He is known as the Guru. He is a walking encyclopedia of women’s basketball history, mostly because he witnessed, chronicled and helped shape it for four decades.
I first met Mel Greenberg last year at the WNBA All-Star Game at Mohegan Sun Casino. I had read his columns and articles for years and was excited to finally meet him. Within minutes, he had already regaled me with a hilarious story about former Texas coach Jody Conradt, the Hill Country near Austin and big Texas bugs. We continued to chat, meandering through the shopping area of the casino to get donuts from Krispy Kreme. I listened to every word he said, amazed at the anecdotes that flowed from his brain.

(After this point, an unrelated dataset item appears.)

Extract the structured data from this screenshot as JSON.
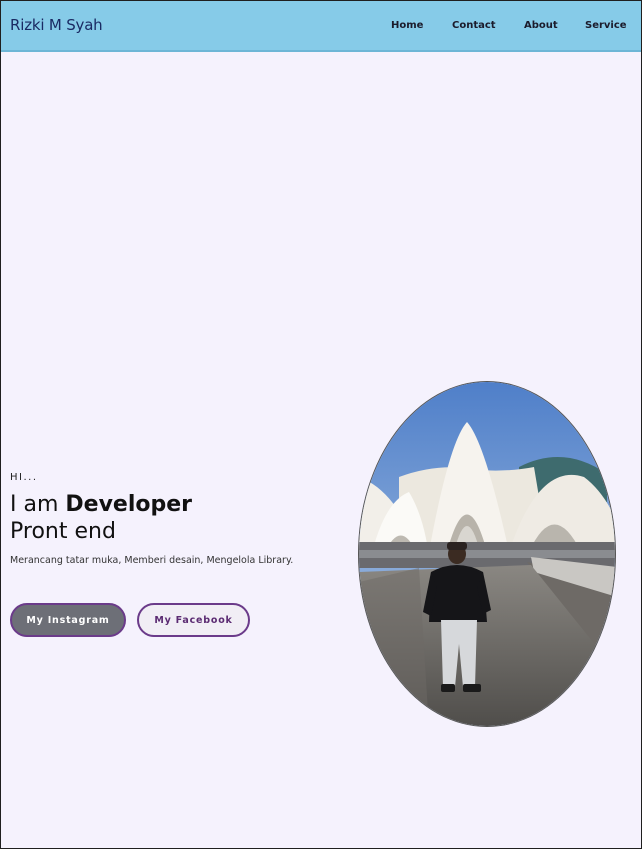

I asked him about Twitter.com. He vowed that he would never sign up for an account on the social media service but months later, there he was, @womhoopsguru. I felt honored to not only be one of the first he followed but also because he told me later that @hoopfeed provided him with valuable updates on the road via his Blackberry.
This week was Mel’s last as a sports writer for the venerable Philadelphia Inquirer. He posted his farewell speech on his blog and his colleague Jonathan Tannenwald posted some pictures of the farewell party on Twitter.

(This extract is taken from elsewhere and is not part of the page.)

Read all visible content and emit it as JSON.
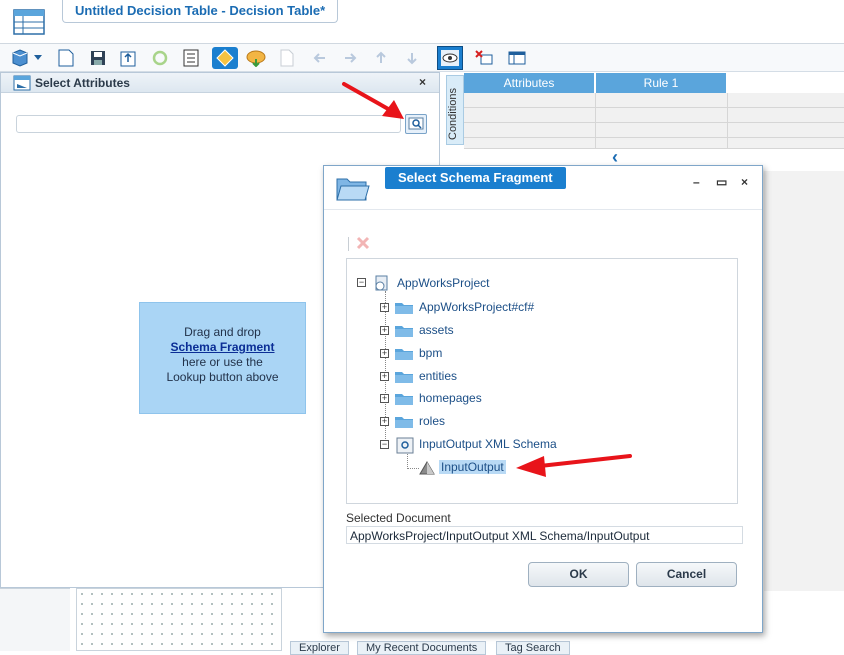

Mel is not leaving women’s basketball. He promises his blog will continue somewhere, he does not yet know where. This is a relief because the man who created the original Top 25 women’s college poll and who is the namesake of the media’s highest honor for reporters in this field would be sorely missed if he gave up writing now.
I am thankful for his openness and willingness to help in the competitive atmosphere of sports writing. I am always amazed at his quick replies to emails and Twitter direct messages. But most of all, I am grateful for what he has contributed to women’s basketball over the years. Here’s to many more years of writing for “The Guru.”
Twitpic from @jtannenwald of commemorative front page